• **Aim of the exercise**: Restate the records in full, so that each line matches the original exactly.
### Material for the task
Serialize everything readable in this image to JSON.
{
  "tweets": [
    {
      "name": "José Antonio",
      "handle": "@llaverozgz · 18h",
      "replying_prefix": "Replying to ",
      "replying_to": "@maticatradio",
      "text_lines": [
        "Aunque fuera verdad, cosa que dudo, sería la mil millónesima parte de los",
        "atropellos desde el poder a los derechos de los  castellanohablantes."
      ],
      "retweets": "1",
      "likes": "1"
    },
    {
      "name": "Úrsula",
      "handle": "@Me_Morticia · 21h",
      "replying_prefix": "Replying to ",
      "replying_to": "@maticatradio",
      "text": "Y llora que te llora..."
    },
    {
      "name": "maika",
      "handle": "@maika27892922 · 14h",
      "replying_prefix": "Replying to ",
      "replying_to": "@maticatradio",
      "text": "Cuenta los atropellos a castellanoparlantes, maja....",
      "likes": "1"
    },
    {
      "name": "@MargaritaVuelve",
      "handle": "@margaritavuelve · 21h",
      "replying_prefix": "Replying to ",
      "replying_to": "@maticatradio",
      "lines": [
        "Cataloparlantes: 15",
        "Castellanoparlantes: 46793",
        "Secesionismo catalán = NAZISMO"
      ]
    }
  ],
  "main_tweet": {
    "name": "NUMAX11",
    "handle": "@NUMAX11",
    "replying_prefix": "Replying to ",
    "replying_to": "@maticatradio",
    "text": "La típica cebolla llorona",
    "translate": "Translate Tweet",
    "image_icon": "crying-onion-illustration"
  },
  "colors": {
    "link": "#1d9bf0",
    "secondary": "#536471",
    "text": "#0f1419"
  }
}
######
• **Response area**:
Serialize everything readable in this image to JSON.
{
  "tweets": [
    {
      "name": "José Antonio",
      "handle": "@llaverozgz · 18h",
      "replying_prefix": "Replying to ",
      "replying_to": "@maticatradio",
      "text_lines": [
        "Aunque fuera verdad, cosa que dudo, sería la mil millónesima parte de los",
        "atropellos desde el poder a los derechos de los  castellanohablantes."
      ],
      "retweets": "1",
      "likes": "1"
    },
    {
      "name": "Úrsula",
      "handle": "@Me_Morticia · 21h",
      "replying_prefix": "Replying to ",
      "replying_to": "@maticatradio",
      "text": "Y llora que te llora..."
    },
    {
      "name": "maika",
      "handle": "@maika27892922 · 14h",
      "replying_prefix": "Replying to ",
      "replying_to": "@maticatradio",
      "text": "Cuenta los atropellos a castellanoparlantes, maja....",
      "likes": "1"
    },
    {
      "name": "@MargaritaVuelve",
      "handle": "@margaritavuelve · 21h",
      "replying_prefix": "Replying to ",
      "replying_to": "@maticatradio",
      "lines": [
        "Cataloparlantes: 15",
        "Castellanoparlantes: 46793",
        "Secesionismo catalán = NAZISMO"
      ]
    }
  ],
  "main_tweet": {
    "name": "NUMAX11",
    "handle": "@NUMAX11",
    "replying_prefix": "Replying to ",
    "replying_to": "@maticatradio",
    "text": "La típica cebolla llorona",
    "translate": "Translate Tweet",
    "image_icon": "crying-onion-illustration"
  },
  "colors": {
    "link": "#1d9bf0",
    "secondary": "#536471",
    "text": "#0f1419"
  }
}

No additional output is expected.